## EXTRACTED INFORMATION:
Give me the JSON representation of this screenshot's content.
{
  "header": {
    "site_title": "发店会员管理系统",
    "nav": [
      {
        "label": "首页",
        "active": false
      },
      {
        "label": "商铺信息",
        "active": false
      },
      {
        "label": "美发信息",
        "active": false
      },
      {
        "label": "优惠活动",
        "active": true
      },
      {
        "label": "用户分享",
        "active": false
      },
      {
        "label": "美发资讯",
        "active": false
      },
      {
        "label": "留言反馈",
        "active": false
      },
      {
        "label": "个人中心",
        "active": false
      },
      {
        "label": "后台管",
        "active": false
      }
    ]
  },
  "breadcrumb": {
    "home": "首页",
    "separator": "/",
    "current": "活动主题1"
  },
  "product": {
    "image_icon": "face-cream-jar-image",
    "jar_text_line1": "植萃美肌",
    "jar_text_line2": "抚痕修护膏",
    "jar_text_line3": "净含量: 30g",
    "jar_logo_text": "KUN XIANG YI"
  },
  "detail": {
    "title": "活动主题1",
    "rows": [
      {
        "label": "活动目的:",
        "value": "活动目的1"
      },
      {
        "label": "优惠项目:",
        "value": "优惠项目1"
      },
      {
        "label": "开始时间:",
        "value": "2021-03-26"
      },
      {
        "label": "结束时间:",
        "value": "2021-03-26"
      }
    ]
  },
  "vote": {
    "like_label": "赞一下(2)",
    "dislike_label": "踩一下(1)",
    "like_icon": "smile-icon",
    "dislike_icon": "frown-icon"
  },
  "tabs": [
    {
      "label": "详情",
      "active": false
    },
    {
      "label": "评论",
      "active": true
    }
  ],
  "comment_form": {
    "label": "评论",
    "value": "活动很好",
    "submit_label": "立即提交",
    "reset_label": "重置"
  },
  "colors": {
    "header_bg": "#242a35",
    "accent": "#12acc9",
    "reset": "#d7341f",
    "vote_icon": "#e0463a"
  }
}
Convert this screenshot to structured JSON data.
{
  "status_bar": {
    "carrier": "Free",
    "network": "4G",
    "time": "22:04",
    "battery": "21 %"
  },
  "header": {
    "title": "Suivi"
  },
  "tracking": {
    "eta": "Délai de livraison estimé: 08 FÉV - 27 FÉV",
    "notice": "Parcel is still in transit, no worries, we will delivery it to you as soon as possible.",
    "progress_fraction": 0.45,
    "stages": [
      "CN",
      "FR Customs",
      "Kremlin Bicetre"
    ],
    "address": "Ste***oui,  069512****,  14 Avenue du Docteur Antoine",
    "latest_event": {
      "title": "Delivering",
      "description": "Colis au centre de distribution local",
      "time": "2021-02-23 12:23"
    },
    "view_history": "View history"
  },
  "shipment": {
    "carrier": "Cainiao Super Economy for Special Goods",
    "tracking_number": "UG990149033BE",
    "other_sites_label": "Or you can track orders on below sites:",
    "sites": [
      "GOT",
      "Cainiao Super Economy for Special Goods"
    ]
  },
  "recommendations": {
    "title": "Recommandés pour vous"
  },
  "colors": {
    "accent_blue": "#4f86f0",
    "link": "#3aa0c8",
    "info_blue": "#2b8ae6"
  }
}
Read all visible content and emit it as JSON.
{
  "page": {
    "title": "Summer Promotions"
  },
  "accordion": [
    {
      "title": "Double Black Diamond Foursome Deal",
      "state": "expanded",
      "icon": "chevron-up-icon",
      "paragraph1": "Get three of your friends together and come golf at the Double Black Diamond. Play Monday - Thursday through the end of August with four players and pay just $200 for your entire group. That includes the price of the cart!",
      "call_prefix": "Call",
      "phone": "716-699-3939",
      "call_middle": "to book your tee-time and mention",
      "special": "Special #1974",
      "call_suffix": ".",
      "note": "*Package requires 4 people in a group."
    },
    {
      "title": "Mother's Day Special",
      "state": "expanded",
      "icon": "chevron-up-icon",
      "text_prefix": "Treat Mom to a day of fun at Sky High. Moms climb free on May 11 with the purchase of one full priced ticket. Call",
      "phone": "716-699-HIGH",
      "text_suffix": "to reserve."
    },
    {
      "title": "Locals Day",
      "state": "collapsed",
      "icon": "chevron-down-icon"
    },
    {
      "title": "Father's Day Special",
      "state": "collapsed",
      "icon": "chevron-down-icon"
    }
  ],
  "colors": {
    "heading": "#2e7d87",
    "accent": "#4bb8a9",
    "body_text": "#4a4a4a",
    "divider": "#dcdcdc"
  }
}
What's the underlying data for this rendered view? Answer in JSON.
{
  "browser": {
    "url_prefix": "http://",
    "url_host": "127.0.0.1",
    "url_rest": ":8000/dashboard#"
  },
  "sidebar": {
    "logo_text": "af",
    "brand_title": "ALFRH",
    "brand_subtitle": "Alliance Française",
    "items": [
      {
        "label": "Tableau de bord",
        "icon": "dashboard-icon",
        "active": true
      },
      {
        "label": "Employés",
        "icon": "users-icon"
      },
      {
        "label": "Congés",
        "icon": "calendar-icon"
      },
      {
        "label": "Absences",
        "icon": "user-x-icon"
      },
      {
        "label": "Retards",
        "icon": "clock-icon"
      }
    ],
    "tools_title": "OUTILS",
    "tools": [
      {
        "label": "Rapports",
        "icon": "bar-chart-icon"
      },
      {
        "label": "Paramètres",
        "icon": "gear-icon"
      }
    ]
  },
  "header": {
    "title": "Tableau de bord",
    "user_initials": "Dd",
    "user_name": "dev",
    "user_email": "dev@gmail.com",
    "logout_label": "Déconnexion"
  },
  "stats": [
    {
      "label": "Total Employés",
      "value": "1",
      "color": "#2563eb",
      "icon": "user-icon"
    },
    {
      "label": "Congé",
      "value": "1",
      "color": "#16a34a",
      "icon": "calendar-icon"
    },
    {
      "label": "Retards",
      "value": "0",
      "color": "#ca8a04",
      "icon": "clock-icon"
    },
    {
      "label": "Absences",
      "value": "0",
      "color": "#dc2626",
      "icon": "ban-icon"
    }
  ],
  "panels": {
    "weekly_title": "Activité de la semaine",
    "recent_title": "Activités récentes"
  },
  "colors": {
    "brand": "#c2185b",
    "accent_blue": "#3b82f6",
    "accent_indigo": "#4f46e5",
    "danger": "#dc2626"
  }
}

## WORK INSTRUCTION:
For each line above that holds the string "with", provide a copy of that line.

## RESPONSE BELOW:
      "paragraph1": "Get three of your friends together and come golf at the Double Black Diamond. Play Monday - Thursday through the end of August with four players and pay just $200 for your entire group. That includes the price of the cart!",
      "text_prefix": "Treat Mom to a day of fun at Sky High. Moms climb free on May 11 with the purchase of one full priced ticket. Call",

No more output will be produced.